Immunolocalization of enzymes, binding proteins, and receptors sufficient for retinoic acid synthesis and signaling during the hair cycle.
Animals, Cell-Communication, Cell-Cycle, Cell-Differentiation, Epidermis, Female, Hair, Hair-Follicle, Immunohistochemistry, Mesoderm, Mice-Inbred-C57BL, Rabbits, Receptors-Retinoic-Acid, Retinol-Binding-Proteins, Retinol-Binding-Proteins-Cellular, Signal-Transduction, Tretinoin
J Invest Dermatol 2007 Jul; 127(7):1593-604.
Retinoic acid (RA) is essential for maintenance of most epithelial tissues. One RA biosynthesis pathway consists of cellular retinol-binding protein (Crbp), retinol dehydrogenase (Dhrs9/eRoldh), retinal dehydrogenase 1-3 (Aldh1a1-3), and cellular RA-binding protein 2 (Crabp2). Previously, we localized Aldh1a2 and Aldh1a3 to both epithelial and mesenchymal cells within the hair follicle throughout the hair cycle. This study expands that observation by examining the complete pathway of RA biosynthesis and signaling via RA receptors alpha, beta, and gamma by immunohistochemistry in C57BL/6J mice wax-stripped to initiate and synchronize the cycle. This pathway of RA biosynthesis and signaling localized to the majority of layers of the hair follicle, sebaceous gland, and interfollicular epidermis in a hair cycle-dependent manner, suggesting that RA biosynthesis within the hair follicle is regulated in both a spatial and temporal manner. This localization pattern also revealed insights into epithelial-mesenchymal interactions and differentiation state differences within the RA biosynthesis and signaling pathway, as well as novel observations on nuclear versus cytoplasmic localization of Crabp2 and RA receptors. This complex pattern of RA biosynthesis and signaling identified by immunolocalization suggests that endogenous RA regulates specific aspects of hair follicle growth, differentiation, and cycling.

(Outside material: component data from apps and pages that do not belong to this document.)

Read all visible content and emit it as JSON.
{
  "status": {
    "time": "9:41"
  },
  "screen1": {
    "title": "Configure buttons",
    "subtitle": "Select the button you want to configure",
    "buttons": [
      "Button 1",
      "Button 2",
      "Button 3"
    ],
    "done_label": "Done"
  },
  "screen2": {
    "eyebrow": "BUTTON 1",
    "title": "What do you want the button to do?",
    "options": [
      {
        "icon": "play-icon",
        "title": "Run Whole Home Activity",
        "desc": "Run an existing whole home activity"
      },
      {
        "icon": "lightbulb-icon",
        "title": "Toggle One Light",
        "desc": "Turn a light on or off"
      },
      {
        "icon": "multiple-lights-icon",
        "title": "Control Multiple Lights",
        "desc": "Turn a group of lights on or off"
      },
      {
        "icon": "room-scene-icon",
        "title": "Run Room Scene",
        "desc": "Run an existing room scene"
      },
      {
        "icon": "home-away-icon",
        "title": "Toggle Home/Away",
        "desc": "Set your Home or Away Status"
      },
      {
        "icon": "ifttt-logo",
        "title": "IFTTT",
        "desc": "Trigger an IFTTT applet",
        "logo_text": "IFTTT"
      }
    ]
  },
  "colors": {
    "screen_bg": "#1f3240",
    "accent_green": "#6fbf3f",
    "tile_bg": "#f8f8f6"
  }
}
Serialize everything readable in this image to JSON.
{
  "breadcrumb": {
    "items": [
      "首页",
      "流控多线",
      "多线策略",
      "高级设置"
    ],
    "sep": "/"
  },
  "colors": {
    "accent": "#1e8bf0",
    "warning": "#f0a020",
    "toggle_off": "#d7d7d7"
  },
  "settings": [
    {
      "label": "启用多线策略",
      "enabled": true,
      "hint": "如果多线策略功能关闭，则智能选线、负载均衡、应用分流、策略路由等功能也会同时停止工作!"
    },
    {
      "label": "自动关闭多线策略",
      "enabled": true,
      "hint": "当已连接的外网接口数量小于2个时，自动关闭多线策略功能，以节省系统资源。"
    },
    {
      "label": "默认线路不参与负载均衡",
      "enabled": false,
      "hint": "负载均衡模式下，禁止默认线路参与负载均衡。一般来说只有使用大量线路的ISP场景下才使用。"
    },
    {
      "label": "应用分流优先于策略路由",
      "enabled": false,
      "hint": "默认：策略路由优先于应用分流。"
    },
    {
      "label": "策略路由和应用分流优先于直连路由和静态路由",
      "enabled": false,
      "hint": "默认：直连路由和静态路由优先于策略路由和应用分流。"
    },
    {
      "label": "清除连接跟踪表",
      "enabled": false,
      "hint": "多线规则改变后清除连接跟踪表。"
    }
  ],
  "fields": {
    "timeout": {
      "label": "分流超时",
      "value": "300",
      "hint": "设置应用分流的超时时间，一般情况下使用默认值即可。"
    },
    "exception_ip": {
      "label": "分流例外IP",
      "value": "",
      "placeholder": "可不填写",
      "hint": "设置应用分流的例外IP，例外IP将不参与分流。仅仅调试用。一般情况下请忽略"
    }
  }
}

Everts, H B.; Sundberg, J P.; King, L E.; and Ong, D E., "Immunolocalization of enzymes, binding proteins, and receptors sufficient for retinoic acid synthesis and signaling during the hair cycle." (2007). Faculty Research 2000 - 2009. 1646.